WHAT THE TASK REQUIRES: Without omitting anything, write out the listing below precisely.

RECORDS SHOWN:

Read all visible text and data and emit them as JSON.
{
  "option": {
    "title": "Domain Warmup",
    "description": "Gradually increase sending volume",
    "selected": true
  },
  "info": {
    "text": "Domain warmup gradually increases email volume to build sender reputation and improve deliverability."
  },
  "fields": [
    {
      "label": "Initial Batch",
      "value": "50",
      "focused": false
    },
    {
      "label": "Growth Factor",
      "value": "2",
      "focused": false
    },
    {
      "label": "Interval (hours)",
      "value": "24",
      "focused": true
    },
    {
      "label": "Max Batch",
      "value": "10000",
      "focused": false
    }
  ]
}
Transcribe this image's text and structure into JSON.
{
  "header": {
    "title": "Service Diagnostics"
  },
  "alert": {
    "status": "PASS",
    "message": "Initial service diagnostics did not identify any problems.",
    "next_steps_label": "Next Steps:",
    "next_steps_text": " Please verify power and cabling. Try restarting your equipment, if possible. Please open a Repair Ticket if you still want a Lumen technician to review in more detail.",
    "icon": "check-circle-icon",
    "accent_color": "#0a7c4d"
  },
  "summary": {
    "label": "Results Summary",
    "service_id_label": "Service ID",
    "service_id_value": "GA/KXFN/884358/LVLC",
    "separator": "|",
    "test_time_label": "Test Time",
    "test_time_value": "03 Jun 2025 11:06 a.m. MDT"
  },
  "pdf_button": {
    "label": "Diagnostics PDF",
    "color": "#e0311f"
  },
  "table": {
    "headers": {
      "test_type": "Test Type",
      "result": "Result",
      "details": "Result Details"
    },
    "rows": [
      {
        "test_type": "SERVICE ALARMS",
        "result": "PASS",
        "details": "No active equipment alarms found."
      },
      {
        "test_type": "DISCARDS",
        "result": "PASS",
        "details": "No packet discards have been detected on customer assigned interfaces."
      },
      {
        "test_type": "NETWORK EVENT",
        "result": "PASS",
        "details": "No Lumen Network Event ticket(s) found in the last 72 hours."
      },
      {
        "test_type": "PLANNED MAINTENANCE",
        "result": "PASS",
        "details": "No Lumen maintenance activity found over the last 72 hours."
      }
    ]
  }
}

TASK SOLUTION:
Read all visible text and data and emit them as JSON.
{
  "option": {
    "title": "Domain Warmup",
    "description": "Gradually increase sending volume",
    "selected": true
  },
  "info": {
    "text": "Domain warmup gradually increases email volume to build sender reputation and improve deliverability."
  },
  "fields": [
    {
      "label": "Initial Batch",
      "value": "50",
      "focused": false
    },
    {
      "label": "Growth Factor",
      "value": "2",
      "focused": false
    },
    {
      "label": "Interval (hours)",
      "value": "24",
      "focused": true
    },
    {
      "label": "Max Batch",
      "value": "10000",
      "focused": false
    }
  ]
}
Transcribe this image's text and structure into JSON.
{
  "header": {
    "title": "Service Diagnostics"
  },
  "alert": {
    "status": "PASS",
    "message": "Initial service diagnostics did not identify any problems.",
    "next_steps_label": "Next Steps:",
    "next_steps_text": " Please verify power and cabling. Try restarting your equipment, if possible. Please open a Repair Ticket if you still want a Lumen technician to review in more detail.",
    "icon": "check-circle-icon",
    "accent_color": "#0a7c4d"
  },
  "summary": {
    "label": "Results Summary",
    "service_id_label": "Service ID",
    "service_id_value": "GA/KXFN/884358/LVLC",
    "separator": "|",
    "test_time_label": "Test Time",
    "test_time_value": "03 Jun 2025 11:06 a.m. MDT"
  },
  "pdf_button": {
    "label": "Diagnostics PDF",
    "color": "#e0311f"
  },
  "table": {
    "headers": {
      "test_type": "Test Type",
      "result": "Result",
      "details": "Result Details"
    },
    "rows": [
      {
        "test_type": "SERVICE ALARMS",
        "result": "PASS",
        "details": "No active equipment alarms found."
      },
      {
        "test_type": "DISCARDS",
        "result": "PASS",
        "details": "No packet discards have been detected on customer assigned interfaces."
      },
      {
        "test_type": "NETWORK EVENT",
        "result": "PASS",
        "details": "No Lumen Network Event ticket(s) found in the last 72 hours."
      },
      {
        "test_type": "PLANNED MAINTENANCE",
        "result": "PASS",
        "details": "No Lumen maintenance activity found over the last 72 hours."
      }
    ]
  }
}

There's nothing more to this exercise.